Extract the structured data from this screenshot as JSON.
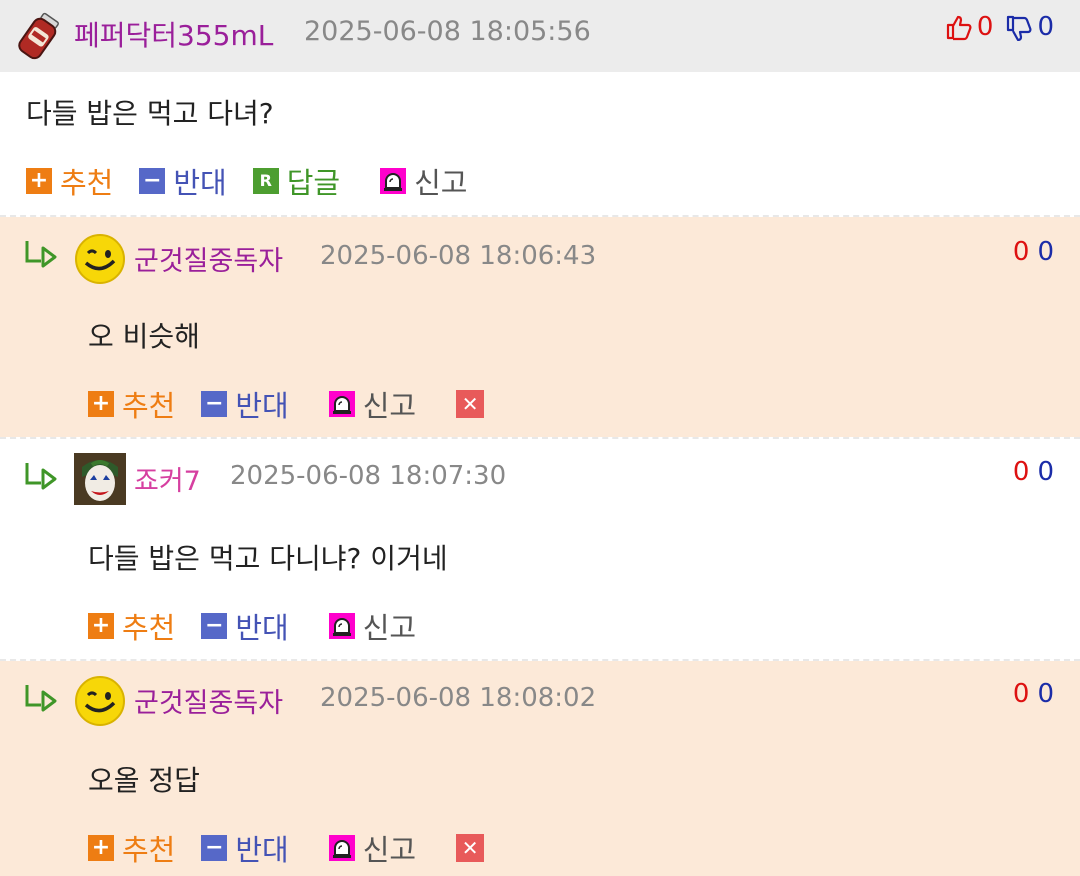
{
  "post": {
    "author": "페퍼닥터355mL",
    "timestamp": "2025-06-08 18:05:56",
    "up_count": "0",
    "down_count": "0",
    "text": "다들 밥은 먹고 다녀?",
    "actions": {
      "recommend": "추천",
      "oppose": "반대",
      "reply": "답글",
      "reply_icon_letter": "R",
      "report": "신고"
    }
  },
  "comments": [
    {
      "author": "군것질중독자",
      "author_color": "#9a1f9a",
      "timestamp": "2025-06-08 18:06:43",
      "up_count": "0",
      "down_count": "0",
      "text": "오 비슷해",
      "avatar_icon": "wink-smiley-icon",
      "actions": {
        "recommend": "추천",
        "oppose": "반대",
        "report": "신고"
      },
      "has_delete": true
    },
    {
      "author": "죠커7",
      "author_color": "#d63fa0",
      "timestamp": "2025-06-08 18:07:30",
      "up_count": "0",
      "down_count": "0",
      "text": "다들 밥은 먹고 다니냐? 이거네",
      "avatar_icon": "joker-face-icon",
      "actions": {
        "recommend": "추천",
        "oppose": "반대",
        "report": "신고"
      },
      "has_delete": false
    },
    {
      "author": "군것질중독자",
      "author_color": "#9a1f9a",
      "timestamp": "2025-06-08 18:08:02",
      "up_count": "0",
      "down_count": "0",
      "text": "오올 정답",
      "avatar_icon": "wink-smiley-icon",
      "actions": {
        "recommend": "추천",
        "oppose": "반대",
        "report": "신고"
      },
      "has_delete": true
    }
  ],
  "colors": {
    "header_bg": "#ececec",
    "tinted_comment_bg": "#fce9d8",
    "up_vote": "#dd1111",
    "down_vote": "#1b2ca8",
    "recommend": "#ee7d13",
    "oppose": "#4453b5",
    "reply": "#3f9628",
    "report_icon": "#ff00cc",
    "delete_icon": "#e85a5a"
  }
}
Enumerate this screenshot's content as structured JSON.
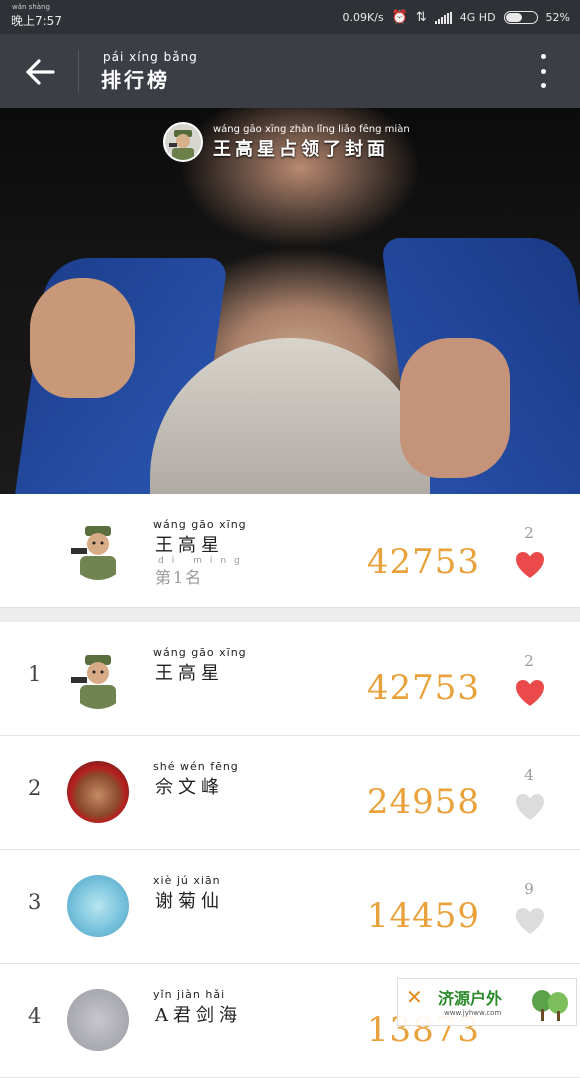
{
  "status_bar": {
    "ruby": "wǎn shàng",
    "time": "晚上7:57",
    "speed": "0.09K/s",
    "network": "4G HD",
    "battery": "52%",
    "battery_level": 0.52
  },
  "header": {
    "title_ruby": "pái xíng bǎng",
    "title": "排行榜"
  },
  "cover": {
    "caption_ruby": "wáng gāo xīng zhàn lǐng liǎo fēng miàn",
    "caption": "王高星占领了封面"
  },
  "my_entry": {
    "name_ruby": "wáng gāo xīng",
    "name": "王高星",
    "sub_ruby": "dì   míng",
    "sub": "第1名",
    "score": "42753",
    "likes": "2",
    "liked": true
  },
  "rows": [
    {
      "rank": "1",
      "name_ruby": "wáng gāo xīng",
      "name": "王高星",
      "score": "42753",
      "likes": "2",
      "liked": true
    },
    {
      "rank": "2",
      "name_ruby": "shé wén fēng",
      "name": "佘文峰",
      "score": "24958",
      "likes": "4",
      "liked": false
    },
    {
      "rank": "3",
      "name_ruby": "xiè jú xiān",
      "name": "谢菊仙",
      "score": "14459",
      "likes": "9",
      "liked": false
    },
    {
      "rank": "4",
      "name_ruby": "yǐn jiàn hǎi",
      "name": "A君剑海",
      "score": "13873",
      "likes": "",
      "liked": false
    }
  ],
  "watermark": {
    "text": "济源户外",
    "url": "www.jyhww.com"
  },
  "colors": {
    "score": "#e9a13b",
    "heart_active": "#ea4a4a",
    "heart_inactive": "#dcdcdc",
    "header_bg": "#3b3f45"
  }
}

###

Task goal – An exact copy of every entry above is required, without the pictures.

Task solution –
Extract the structured data from this screenshot as JSON.
{
  "post": {
    "author": "페퍼닥터355mL",
    "timestamp": "2025-06-08 18:05:56",
    "up_count": "0",
    "down_count": "0",
    "text": "다들 밥은 먹고 다녀?",
    "actions": {
      "recommend": "추천",
      "oppose": "반대",
      "reply": "답글",
      "reply_icon_letter": "R",
      "report": "신고"
    }
  },
  "comments": [
    {
      "author": "군것질중독자",
      "author_color": "#9a1f9a",
      "timestamp": "2025-06-08 18:06:43",
      "up_count": "0",
      "down_count": "0",
      "text": "오 비슷해",
      "avatar_icon": "wink-smiley-icon",
      "actions": {
        "recommend": "추천",
        "oppose": "반대",
        "report": "신고"
      },
      "has_delete": true
    },
    {
      "author": "죠커7",
      "author_color": "#d63fa0",
      "timestamp": "2025-06-08 18:07:30",
      "up_count": "0",
      "down_count": "0",
      "text": "다들 밥은 먹고 다니냐? 이거네",
      "avatar_icon": "joker-face-icon",
      "actions": {
        "recommend": "추천",
        "oppose": "반대",
        "report": "신고"
      },
      "has_delete": false
    },
    {
      "author": "군것질중독자",
      "author_color": "#9a1f9a",
      "timestamp": "2025-06-08 18:08:02",
      "up_count": "0",
      "down_count": "0",
      "text": "오올 정답",
      "avatar_icon": "wink-smiley-icon",
      "actions": {
        "recommend": "추천",
        "oppose": "반대",
        "report": "신고"
      },
      "has_delete": true
    }
  ],
  "colors": {
    "header_bg": "#ececec",
    "tinted_comment_bg": "#fce9d8",
    "up_vote": "#dd1111",
    "down_vote": "#1b2ca8",
    "recommend": "#ee7d13",
    "oppose": "#4453b5",
    "reply": "#3f9628",
    "report_icon": "#ff00cc",
    "delete_icon": "#e85a5a"
  }
}
Enumerate this screenshot's content as structured JSON.
{
  "status_bar": {
    "ruby": "wǎn shàng",
    "time": "晚上7:57",
    "speed": "0.09K/s",
    "network": "4G HD",
    "battery": "52%",
    "battery_level": 0.52
  },
  "header": {
    "title_ruby": "pái xíng bǎng",
    "title": "排行榜"
  },
  "cover": {
    "caption_ruby": "wáng gāo xīng zhàn lǐng liǎo fēng miàn",
    "caption": "王高星占领了封面"
  },
  "my_entry": {
    "name_ruby": "wáng gāo xīng",
    "name": "王高星",
    "sub_ruby": "dì   míng",
    "sub": "第1名",
    "score": "42753",
    "likes": "2",
    "liked": true
  },
  "rows": [
    {
      "rank": "1",
      "name_ruby": "wáng gāo xīng",
      "name": "王高星",
      "score": "42753",
      "likes": "2",
      "liked": true
    },
    {
      "rank": "2",
      "name_ruby": "shé wén fēng",
      "name": "佘文峰",
      "score": "24958",
      "likes": "4",
      "liked": false
    },
    {
      "rank": "3",
      "name_ruby": "xiè jú xiān",
      "name": "谢菊仙",
      "score": "14459",
      "likes": "9",
      "liked": false
    },
    {
      "rank": "4",
      "name_ruby": "yǐn jiàn hǎi",
      "name": "A君剑海",
      "score": "13873",
      "likes": "",
      "liked": false
    }
  ],
  "watermark": {
    "text": "济源户外",
    "url": "www.jyhww.com"
  },
  "colors": {
    "score": "#e9a13b",
    "heart_active": "#ea4a4a",
    "heart_inactive": "#dcdcdc",
    "header_bg": "#3b3f45"
  }
}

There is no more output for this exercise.